You’ve been doing agile development for a while and want to formalize your knowledge. You just changed jobs and your current company is very agile and expects you to be on the same page. Your organization might just be embracing agile and you’re a bit lost.
What do you do? For most people the answer is: attend a training course (hopefully willingly!). Simple enough! You’ve just had two days of training, now what? You’re in those 90 days of limbo where you’ve attended the course but haven’t passed your exam. Scrum Alliance is rather generous by offering three months to pass the exam, but their generosity makes it easy to procrastinate, which makes it easier to forget some of the theoretical aspects of agile and Scrum that your organization might not use.
You usually get two kinds of people in these situations, the ones that want to take the exam right away, get certified and be done with it and the cautious ones who might have test anxiety and want to wait.
I’ve been involved with agile and Scrum for a while now, but only recently considered and completed a Certified Scrum Master (CSM) course, so I know how you feel. Regardless of which category you fall in, I have three pieces of advice for you, drawn from my experience with the process:
- Read up. Even though two days might not seem like a lot, you’re going to cover a lot of material and despite you (hopefully) feeling like you really understand this Scrum thing now, take some time to revise before the exam. Scrum Alliance does have some technical and “principles” questions in the test, which you have to prepare for.
- Supplement your knowledge. Even though your trainer will try to cover everything in the exam, some items might get pushed off the agenda, so if you’re not very familiar with Scrum it would be a good idea to read some Scrum blogs (the official Scrum Alliance one is a good place to start). The exam is open book and not timed so you can research while taking it, but it’s a good idea to shore up your knowledge before you start.
- Trust your instincts. It might sound weird to say this about a technical exam, but you can overthink questions about roles and tasks. After two days you should have a good enough instinctual grasp of what responsibilities each member of a Scrum team has.

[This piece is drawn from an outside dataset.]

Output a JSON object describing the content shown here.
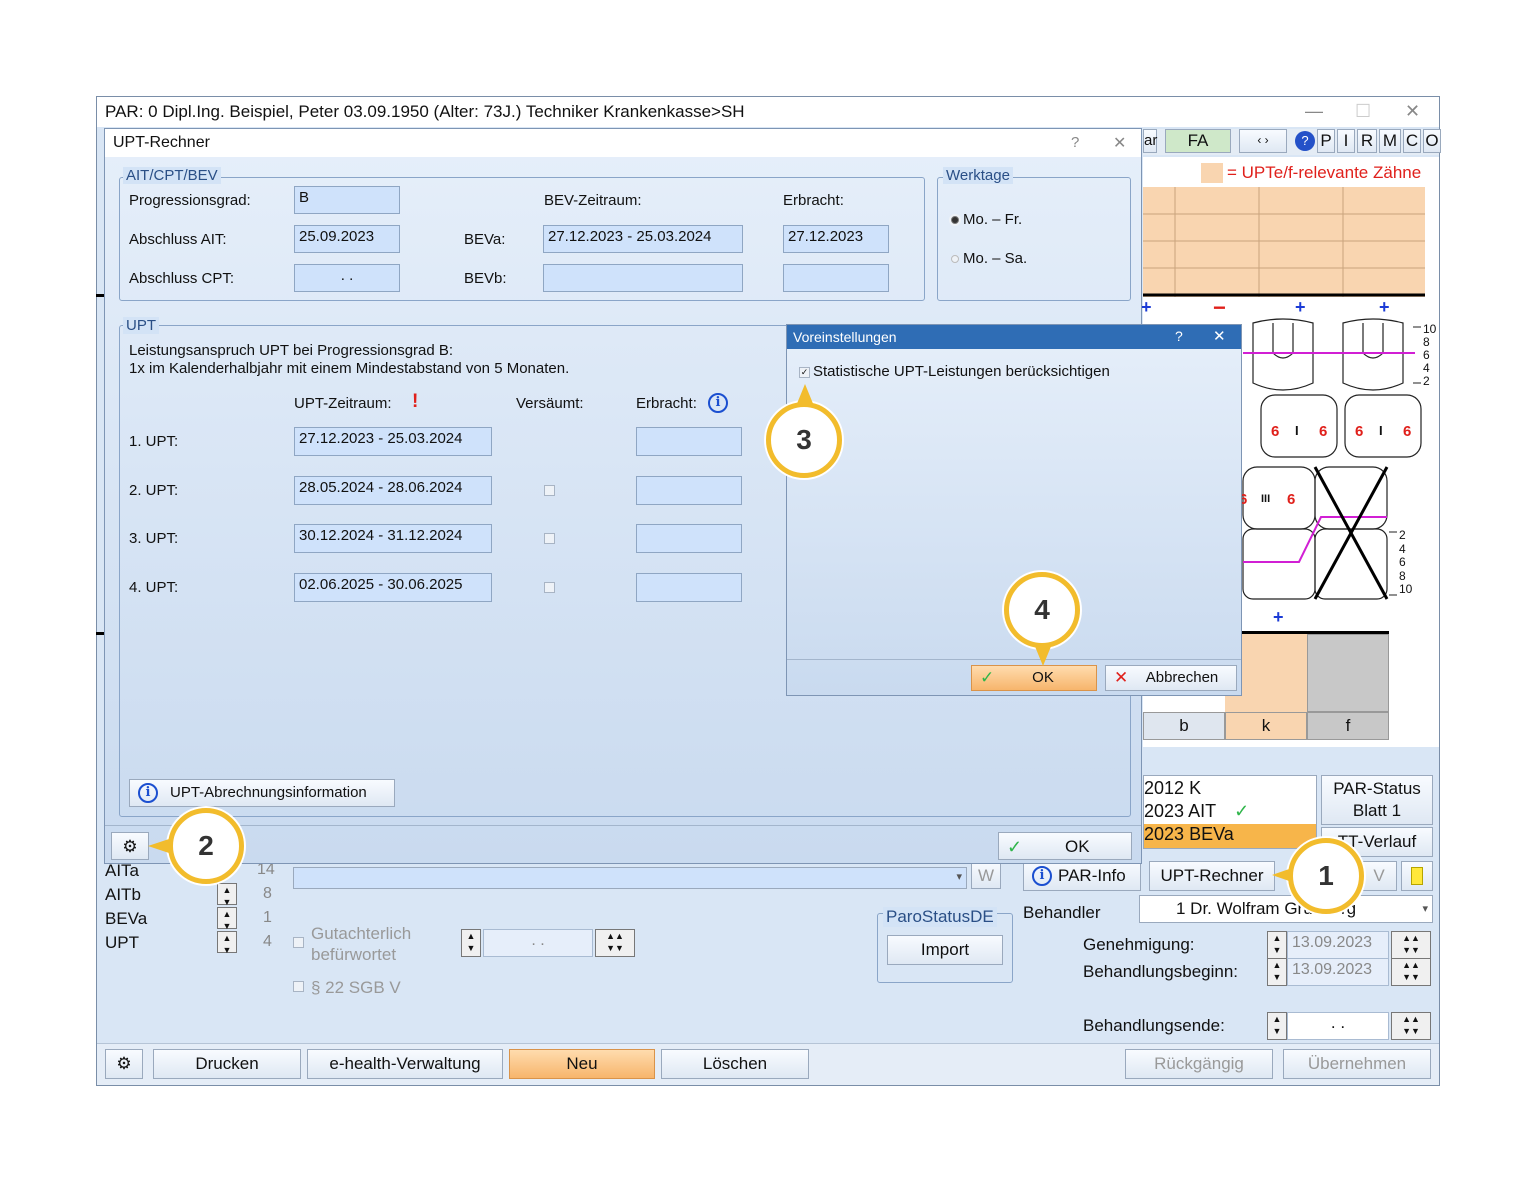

One last piece of advice: Don’t worry (too much). Scrum Alliance offers each candidate two chances to pass the exam. So if you fail it’s not end of the world.
by Vlad Mihailescu